23 April 1980 – 26 April 1980 Goodbye Fidel Natalia
14 December 1982 – 18 December 1982 Monday After the Miracle Annie
26 June 1988 – 4 September 1988 Night of the Iguana, TheThe Night of the Iguana Maxine Faulk (revival)
11 November 1990 – 7 April 1991 Shadowlands Joy Davidman
23 January 1992 – 1 March 1992 Visit, TheThe Visit Claire Zachanassian Nominated—Drama Desk Award for Outstanding Actress in a Play
Nominated—Tony Award for Best Performance by a Leading Actress in a Play
18 March 1993 – 16 July 1994 Sisters Rosensweig, TheThe Sisters Rosensweig Sara Goode Drama Desk Award for Outstanding Actress in a Play
Nominated—Tony Award for Best Performance by a Leading Actress in a Play
26 April 1998 – 14 June 1998 Honour Honor Nominated—Tony Award for Best Performance by a Leading Actress in a Play

References[edit]

  1. ^ "Playbill Online's Brief Encounter with Jane Alexander". www.playbill.com. Retrieved March 24, 2014. 
  2. ^ "Jane Alexander Biography (1939–)". Filmreference.com. Retrieved 2010-06-19. 
  3. ^ a b c d Alexander, Jane. Command Performance: an Actress in the Theater of Politics. PublicAffairs, a member of the Perseus Book Group; New York, NY, 2000. ISBN 1-891620-06-1. pp1-16
  4. ^ Lawson,"Howard Sackler, 52, Playwright Who Won Pulitzer Prize, Dead;" NYT (The New York Times)
  5. ^ "WorldCat". Worldcat.org. Retrieved 2012-01-22. 
  6. ^ "Hollywood Beat". The Afro American. 1972-04-08. Retrieved 2012-01-22. 
  7. ^ "Book of Members, 1780-2010: Chapter A". American Academy of Arts and Sciences. Retrieved 14 April 2011. 
  8. ^ "Office of Research: Research In Review: Portrait: Jane Alexander, Max Gunzberger". Rinr.fsu.edu. Retrieved 2010-07-26. 
  9. ^ http://www.crainsnewyork.com/article/20130721/NONPROFITS/307219979/audubon-society-flying-high
  10. ^ "Women's International Center (biographies)". Wic.org. Retrieved 2010-06-19. 
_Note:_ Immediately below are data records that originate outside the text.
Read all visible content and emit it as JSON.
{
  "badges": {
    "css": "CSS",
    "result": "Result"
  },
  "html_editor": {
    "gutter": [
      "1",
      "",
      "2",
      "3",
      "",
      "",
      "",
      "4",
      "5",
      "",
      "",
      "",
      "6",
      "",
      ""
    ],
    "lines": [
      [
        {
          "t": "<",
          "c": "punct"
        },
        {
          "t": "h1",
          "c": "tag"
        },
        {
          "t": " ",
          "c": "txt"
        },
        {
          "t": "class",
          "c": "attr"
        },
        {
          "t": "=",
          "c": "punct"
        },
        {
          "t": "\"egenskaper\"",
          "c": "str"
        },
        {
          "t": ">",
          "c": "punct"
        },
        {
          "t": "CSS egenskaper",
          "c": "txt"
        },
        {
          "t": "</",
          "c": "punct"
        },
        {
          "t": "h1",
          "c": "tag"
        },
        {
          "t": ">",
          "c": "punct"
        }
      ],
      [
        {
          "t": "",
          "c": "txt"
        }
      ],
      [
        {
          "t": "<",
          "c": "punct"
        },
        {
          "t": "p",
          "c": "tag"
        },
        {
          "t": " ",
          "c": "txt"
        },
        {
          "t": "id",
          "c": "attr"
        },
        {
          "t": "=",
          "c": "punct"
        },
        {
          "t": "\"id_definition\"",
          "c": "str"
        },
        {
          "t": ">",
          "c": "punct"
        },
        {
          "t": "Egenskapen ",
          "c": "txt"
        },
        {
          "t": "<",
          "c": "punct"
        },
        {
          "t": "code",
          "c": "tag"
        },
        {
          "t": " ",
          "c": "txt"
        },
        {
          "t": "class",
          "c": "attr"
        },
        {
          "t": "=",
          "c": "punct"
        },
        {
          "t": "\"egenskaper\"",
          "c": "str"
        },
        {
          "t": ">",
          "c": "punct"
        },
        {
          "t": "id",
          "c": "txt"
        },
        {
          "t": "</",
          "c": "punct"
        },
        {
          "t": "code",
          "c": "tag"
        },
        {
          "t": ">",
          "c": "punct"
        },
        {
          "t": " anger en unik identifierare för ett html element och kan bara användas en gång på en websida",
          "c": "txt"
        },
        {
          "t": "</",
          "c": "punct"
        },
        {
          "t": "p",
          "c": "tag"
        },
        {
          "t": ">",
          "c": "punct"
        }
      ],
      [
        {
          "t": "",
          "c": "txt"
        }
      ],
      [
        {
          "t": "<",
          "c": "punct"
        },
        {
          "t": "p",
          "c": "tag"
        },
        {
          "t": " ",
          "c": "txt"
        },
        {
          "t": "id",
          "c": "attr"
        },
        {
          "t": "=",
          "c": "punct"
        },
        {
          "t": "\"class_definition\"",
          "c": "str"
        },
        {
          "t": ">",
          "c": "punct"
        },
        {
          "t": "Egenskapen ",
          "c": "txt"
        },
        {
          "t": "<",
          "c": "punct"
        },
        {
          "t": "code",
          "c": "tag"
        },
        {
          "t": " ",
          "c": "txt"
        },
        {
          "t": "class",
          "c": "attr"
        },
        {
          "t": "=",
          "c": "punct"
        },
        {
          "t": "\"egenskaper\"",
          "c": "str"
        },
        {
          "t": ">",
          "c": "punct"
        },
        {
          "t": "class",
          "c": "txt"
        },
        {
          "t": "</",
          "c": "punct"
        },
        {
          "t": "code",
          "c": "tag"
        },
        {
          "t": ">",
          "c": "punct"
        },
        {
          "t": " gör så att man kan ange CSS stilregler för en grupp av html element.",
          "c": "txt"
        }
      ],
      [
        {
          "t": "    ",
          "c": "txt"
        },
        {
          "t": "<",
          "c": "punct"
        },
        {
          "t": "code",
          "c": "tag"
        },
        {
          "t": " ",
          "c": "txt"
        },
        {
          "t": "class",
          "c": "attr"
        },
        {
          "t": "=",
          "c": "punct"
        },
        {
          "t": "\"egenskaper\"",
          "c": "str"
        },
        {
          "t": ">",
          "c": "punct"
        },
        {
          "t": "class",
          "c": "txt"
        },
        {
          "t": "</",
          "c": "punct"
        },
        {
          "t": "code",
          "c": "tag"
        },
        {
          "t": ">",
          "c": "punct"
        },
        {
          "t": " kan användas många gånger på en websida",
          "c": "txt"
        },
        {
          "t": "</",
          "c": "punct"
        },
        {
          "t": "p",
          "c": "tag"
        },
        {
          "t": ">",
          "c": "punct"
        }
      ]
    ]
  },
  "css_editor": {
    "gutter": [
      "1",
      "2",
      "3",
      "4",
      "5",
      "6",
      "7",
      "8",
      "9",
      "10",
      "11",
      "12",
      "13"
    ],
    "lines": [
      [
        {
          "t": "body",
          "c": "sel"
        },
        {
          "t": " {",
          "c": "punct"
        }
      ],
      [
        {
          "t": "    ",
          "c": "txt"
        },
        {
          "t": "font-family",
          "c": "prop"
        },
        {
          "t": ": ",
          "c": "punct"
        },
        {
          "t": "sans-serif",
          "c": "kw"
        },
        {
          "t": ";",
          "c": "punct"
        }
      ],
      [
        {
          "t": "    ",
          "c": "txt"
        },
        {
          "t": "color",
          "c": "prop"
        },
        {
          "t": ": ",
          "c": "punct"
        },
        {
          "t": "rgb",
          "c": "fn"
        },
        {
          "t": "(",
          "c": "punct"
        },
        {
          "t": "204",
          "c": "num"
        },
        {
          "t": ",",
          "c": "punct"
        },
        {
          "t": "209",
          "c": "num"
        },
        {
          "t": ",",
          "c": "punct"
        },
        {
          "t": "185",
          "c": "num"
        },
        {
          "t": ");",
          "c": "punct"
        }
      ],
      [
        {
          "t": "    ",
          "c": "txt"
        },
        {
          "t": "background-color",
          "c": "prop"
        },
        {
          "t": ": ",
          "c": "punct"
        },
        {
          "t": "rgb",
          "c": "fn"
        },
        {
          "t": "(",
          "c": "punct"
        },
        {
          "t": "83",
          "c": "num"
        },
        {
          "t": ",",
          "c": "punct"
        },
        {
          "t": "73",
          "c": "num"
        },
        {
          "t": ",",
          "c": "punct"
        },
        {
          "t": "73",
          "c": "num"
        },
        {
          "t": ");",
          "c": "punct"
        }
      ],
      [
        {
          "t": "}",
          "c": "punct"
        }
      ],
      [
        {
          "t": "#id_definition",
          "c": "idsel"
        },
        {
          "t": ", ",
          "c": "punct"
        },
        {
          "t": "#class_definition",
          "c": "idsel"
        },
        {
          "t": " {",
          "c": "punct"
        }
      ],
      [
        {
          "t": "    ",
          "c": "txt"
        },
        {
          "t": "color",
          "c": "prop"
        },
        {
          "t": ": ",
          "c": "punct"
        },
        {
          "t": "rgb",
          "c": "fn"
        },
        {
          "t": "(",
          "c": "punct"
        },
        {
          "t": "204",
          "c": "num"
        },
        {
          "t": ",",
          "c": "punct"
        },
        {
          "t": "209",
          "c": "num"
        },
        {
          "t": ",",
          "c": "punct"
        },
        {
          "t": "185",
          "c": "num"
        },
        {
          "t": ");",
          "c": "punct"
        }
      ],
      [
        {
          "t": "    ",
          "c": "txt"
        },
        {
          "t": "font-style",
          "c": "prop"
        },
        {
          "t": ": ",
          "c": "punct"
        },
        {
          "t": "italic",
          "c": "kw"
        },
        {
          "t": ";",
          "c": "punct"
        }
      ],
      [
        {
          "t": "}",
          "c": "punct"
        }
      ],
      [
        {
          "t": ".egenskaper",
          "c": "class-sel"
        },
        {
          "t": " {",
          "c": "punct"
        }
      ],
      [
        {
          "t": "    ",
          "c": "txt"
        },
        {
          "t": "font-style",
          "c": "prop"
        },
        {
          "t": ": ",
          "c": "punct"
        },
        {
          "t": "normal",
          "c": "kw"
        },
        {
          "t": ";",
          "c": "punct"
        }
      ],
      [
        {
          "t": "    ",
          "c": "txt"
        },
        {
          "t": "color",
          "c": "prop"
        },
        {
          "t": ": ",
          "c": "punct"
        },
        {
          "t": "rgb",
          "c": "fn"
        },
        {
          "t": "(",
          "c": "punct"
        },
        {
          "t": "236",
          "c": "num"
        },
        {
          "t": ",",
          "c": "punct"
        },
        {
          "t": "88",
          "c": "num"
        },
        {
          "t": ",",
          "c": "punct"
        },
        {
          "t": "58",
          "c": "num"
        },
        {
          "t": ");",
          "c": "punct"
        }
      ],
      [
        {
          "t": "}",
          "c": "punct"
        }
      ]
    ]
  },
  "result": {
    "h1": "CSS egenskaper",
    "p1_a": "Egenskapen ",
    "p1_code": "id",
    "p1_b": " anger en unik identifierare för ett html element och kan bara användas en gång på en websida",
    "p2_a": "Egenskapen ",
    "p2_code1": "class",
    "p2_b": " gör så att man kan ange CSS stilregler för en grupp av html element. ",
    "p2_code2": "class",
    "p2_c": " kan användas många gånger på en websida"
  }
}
Further reading[edit]

External links[edit]